EventsEventsPodcasts
Loader

Find Us

ADVERTISEMENT

Iranians celebrate a future with no sanctions after nuclear deal

Iranians celebrate a future with no sanctions after nuclear deal
Copyright 
By Euronews with euronews, Reuters
Share this articleComments
Share this articleClose Button
Copy/paste the article video embed link below:Copy to clipboardCopied

Iranians have been celebrating since the news emerged from the talks in Vienna of the landmark deal with the West over its nuclear programme.. For

ADVERTISEMENT

Iranians have been celebrating since the news emerged from the talks in Vienna of the landmark deal with the West over its nuclear programme..

For most the curbing of its atomic ambitions is a price worth paying for the lifting of sanctions which have blighted so many aspects of life in the country.

“For ages now sanctions have really had an effect, hopefully the lifting of them will have a positive impact on people’s lives.,” said one woman.

From limited food to the high price of fuel and even restricted medicines, all were a source of suffering .

Joyous Iranians celebrate the nuclear deal on social media http://t.co/EeDLUlbEfp#IranWinsPeace#IranDeal

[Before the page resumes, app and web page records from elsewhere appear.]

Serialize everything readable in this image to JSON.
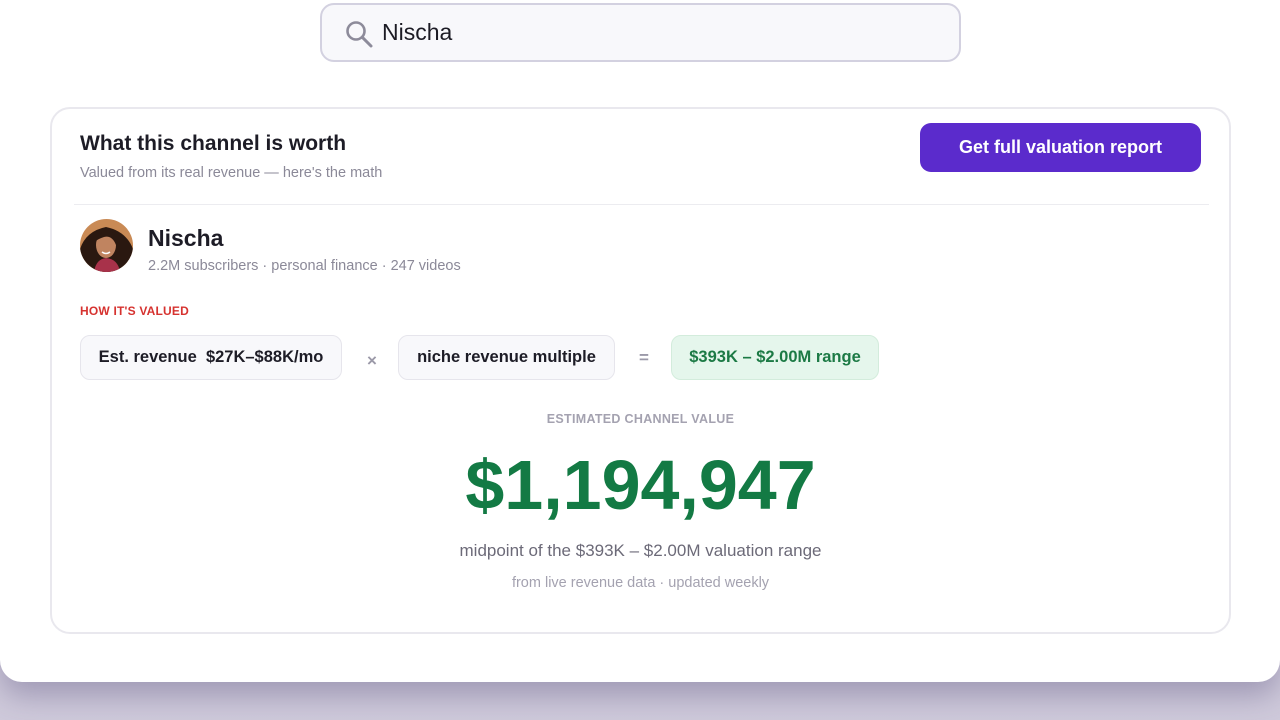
{
  "search": {
    "value": "Nischa"
  },
  "card": {
    "title": "What this channel is worth",
    "subtitle": "Valued from its real revenue — here's the math",
    "cta_label": "Get full valuation report"
  },
  "channel": {
    "name": "Nischa",
    "meta": "2.2M subscribers · personal finance · 247 videos"
  },
  "valuation": {
    "section_label": "HOW IT'S VALUED",
    "revenue_pill": "Est. revenue  $27K–$88K/mo",
    "times_symbol": "×",
    "multiple_pill": "niche revenue multiple",
    "equals_symbol": "=",
    "result_pill": "$393K – $2.00M range"
  },
  "estimate": {
    "label": "ESTIMATED CHANNEL VALUE",
    "value": "$1,194,947",
    "note": "midpoint of the $393K – $2.00M valuation range",
    "source": "from live revenue data · updated weekly"
  },
  "colors": {
    "accent": "#5b2bcc",
    "value_green": "#137a44",
    "label_red": "#d6322f"
  },
  "icons": {
    "search": "search-icon"
  }
}
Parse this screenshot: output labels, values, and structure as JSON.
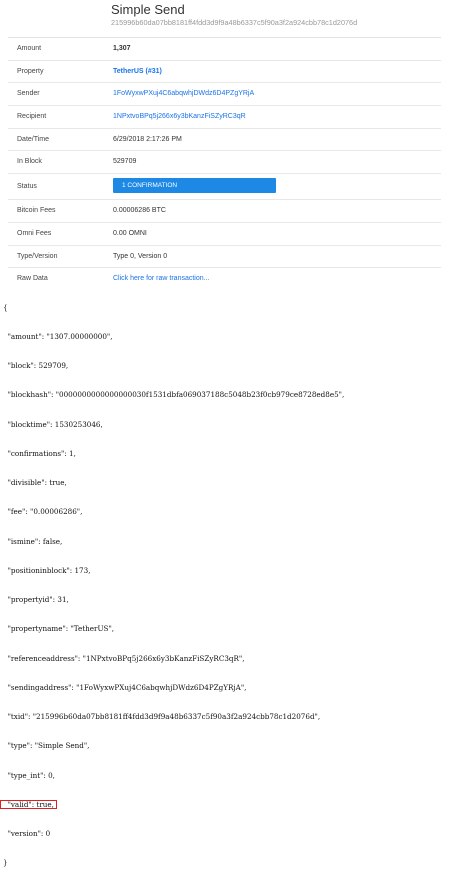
{
  "header": {
    "title": "Simple Send",
    "hash": "215996b60da07bb8181ff4fdd3d9f9a48b6337c5f90a3f2a924cbb78c1d2076d"
  },
  "details": {
    "rows": [
      {
        "label": "Amount",
        "value": "1,307"
      },
      {
        "label": "Property",
        "value": "TetherUS (#31)"
      },
      {
        "label": "Sender",
        "value": "1FoWyxwPXuj4C6abqwhjDWdz6D4PZgYRjA"
      },
      {
        "label": "Recipient",
        "value": "1NPxtvoBPq5j266x6y3bKanzFiSZyRC3qR"
      },
      {
        "label": "Date/Time",
        "value": "6/29/2018 2:17:26 PM"
      },
      {
        "label": "In Block",
        "value": "529709"
      },
      {
        "label": "Status",
        "value": "1 CONFIRMATION"
      },
      {
        "label": "Bitcoin Fees",
        "value": "0.00006286 BTC"
      },
      {
        "label": "Omni Fees",
        "value": "0.00 OMNI"
      },
      {
        "label": "Type/Version",
        "value": "Type 0, Version 0"
      },
      {
        "label": "Raw Data",
        "value": "Click here for raw transaction..."
      }
    ]
  },
  "json_lines": [
    "{",
    "  \"amount\": \"1307.00000000\",",
    "  \"block\": 529709,",
    "  \"blockhash\": \"0000000000000000030f1531dbfa069037188c5048b23f0cb979ce8728ed8e5\",",
    "  \"blocktime\": 1530253046,",
    "  \"confirmations\": 1,",
    "  \"divisible\": true,",
    "  \"fee\": \"0.00006286\",",
    "  \"ismine\": false,",
    "  \"positioninblock\": 173,",
    "  \"propertyid\": 31,",
    "  \"propertyname\": \"TetherUS\",",
    "  \"referenceaddress\": \"1NPxtvoBPq5j266x6y3bKanzFiSZyRC3qR\",",
    "  \"sendingaddress\": \"1FoWyxwPXuj4C6abqwhjDWdz6D4PZgYRjA\",",
    "  \"txid\": \"215996b60da07bb8181ff4fdd3d9f9a48b6337c5f90a3f2a924cbb78c1d2076d\",",
    "  \"type\": \"Simple Send\",",
    "  \"type_int\": 0,",
    "  \"valid\": true,",
    "  \"version\": 0",
    "}"
  ],
  "colors": {
    "accent": "#1e88e5",
    "link": "#1a73e8",
    "highlight_border": "#e02020"
  }
}
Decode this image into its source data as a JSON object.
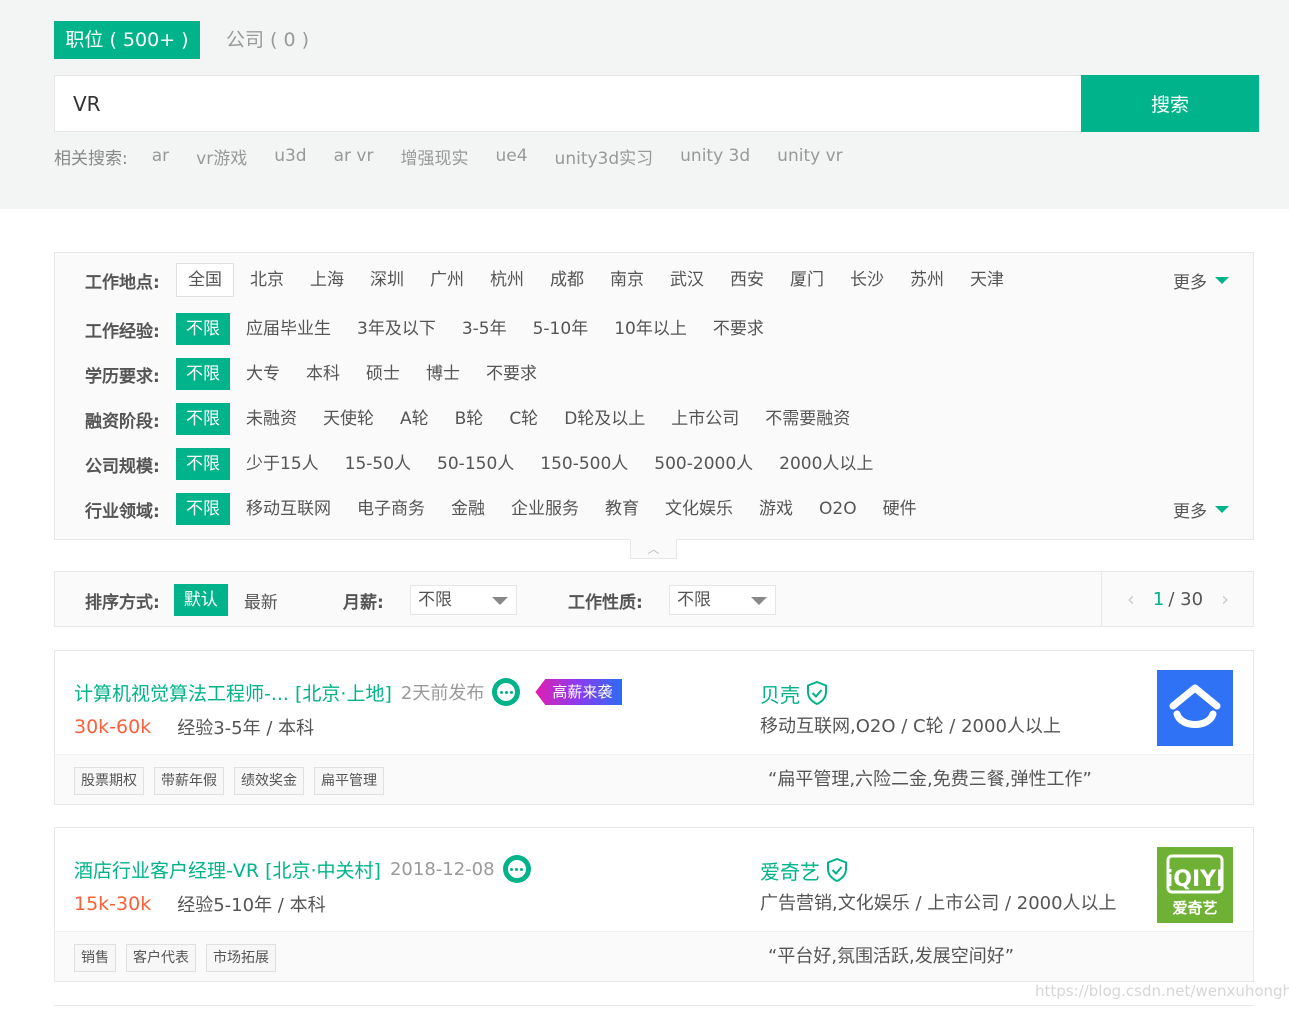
{
  "tabs": {
    "positions": "职位 ( 500+ )",
    "companies": "公司 ( 0 )"
  },
  "search": {
    "value": "VR",
    "button": "搜索"
  },
  "related": {
    "label": "相关搜索:",
    "items": [
      "ar",
      "vr游戏",
      "u3d",
      "ar vr",
      "增强现实",
      "ue4",
      "unity3d实习",
      "unity 3d",
      "unity vr"
    ]
  },
  "filters": {
    "location": {
      "label": "工作地点:",
      "options": [
        "全国",
        "北京",
        "上海",
        "深圳",
        "广州",
        "杭州",
        "成都",
        "南京",
        "武汉",
        "西安",
        "厦门",
        "长沙",
        "苏州",
        "天津"
      ],
      "more": "更多"
    },
    "experience": {
      "label": "工作经验:",
      "options": [
        "不限",
        "应届毕业生",
        "3年及以下",
        "3-5年",
        "5-10年",
        "10年以上",
        "不要求"
      ]
    },
    "education": {
      "label": "学历要求:",
      "options": [
        "不限",
        "大专",
        "本科",
        "硕士",
        "博士",
        "不要求"
      ]
    },
    "financing": {
      "label": "融资阶段:",
      "options": [
        "不限",
        "未融资",
        "天使轮",
        "A轮",
        "B轮",
        "C轮",
        "D轮及以上",
        "上市公司",
        "不需要融资"
      ]
    },
    "size": {
      "label": "公司规模:",
      "options": [
        "不限",
        "少于15人",
        "15-50人",
        "50-150人",
        "150-500人",
        "500-2000人",
        "2000人以上"
      ]
    },
    "industry": {
      "label": "行业领域:",
      "options": [
        "不限",
        "移动互联网",
        "电子商务",
        "金融",
        "企业服务",
        "教育",
        "文化娱乐",
        "游戏",
        "O2O",
        "硬件"
      ],
      "more": "更多"
    }
  },
  "sort": {
    "label": "排序方式:",
    "default": "默认",
    "newest": "最新",
    "salary_label": "月薪:",
    "salary_value": "不限",
    "jobtype_label": "工作性质:",
    "jobtype_value": "不限",
    "page_current": "1",
    "page_total": " / 30"
  },
  "jobs": [
    {
      "title": "计算机视觉算法工程师-... [北京·上地]",
      "date": "2天前发布",
      "badge": "高薪来袭",
      "salary": "30k-60k",
      "requirements": "经验3-5年 / 本科",
      "company": "贝壳",
      "industry": "移动互联网,O2O / C轮 / 2000人以上",
      "tags": [
        "股票期权",
        "带薪年假",
        "绩效奖金",
        "扁平管理"
      ],
      "welfare": "“扁平管理,六险二金,免费三餐,弹性工作”"
    },
    {
      "title": "酒店行业客户经理-VR [北京·中关村]",
      "date": "2018-12-08",
      "salary": "15k-30k",
      "requirements": "经验5-10年 / 本科",
      "company": "爱奇艺",
      "industry": "广告营销,文化娱乐 / 上市公司 / 2000人以上",
      "tags": [
        "销售",
        "客户代表",
        "市场拓展"
      ],
      "welfare": "“平台好,氛围活跃,发展空间好”",
      "logo_text_top": "iQIYI",
      "logo_text_bottom": "爱奇艺"
    }
  ],
  "colors": {
    "brand": "#00b38a",
    "salary": "#fd5f39",
    "beike_logo": "#3072f6",
    "iqiyi_logo": "#6eb134"
  },
  "watermark": "https://blog.csdn.net/wenxuhonghe"
}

— Huffington Post (@HuffingtonPost) July 14, 2015

“They’d say that sanctions would have no impact and we’d cope … we’d tolerate the shortages and it wouldn’t cost us. But we could have begun this positive process right after President Khatami’s time 12 years ago and it wouldn’t have been so expensive,” complained one man.

Iranian’s hope the deal will rejuvenate the economy and that trade with other counties will become the norm once again.

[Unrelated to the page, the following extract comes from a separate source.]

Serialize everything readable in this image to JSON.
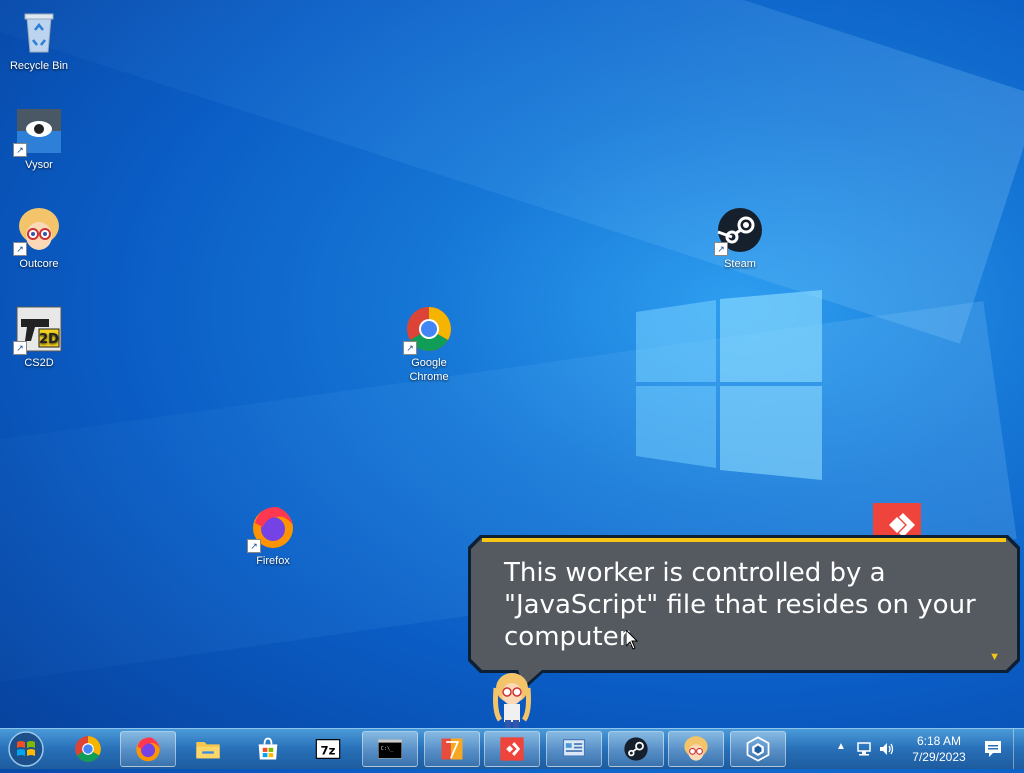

Reporting for euronews in Tehran was Javad Montazeri.

“Even though announcing the deal and the prospect of lifting sanctions have triggered a wave of happiness among people, this is just the beginning of a long journey if Iran is to improve the living standards of its people,” he said.

Share this articleComments

You might also like

Iran nuclear deal: an overview of global reactions

Iranian expats in London hope deal will ease life back home

Nuclear Iran defended rights, raised fears, now hopes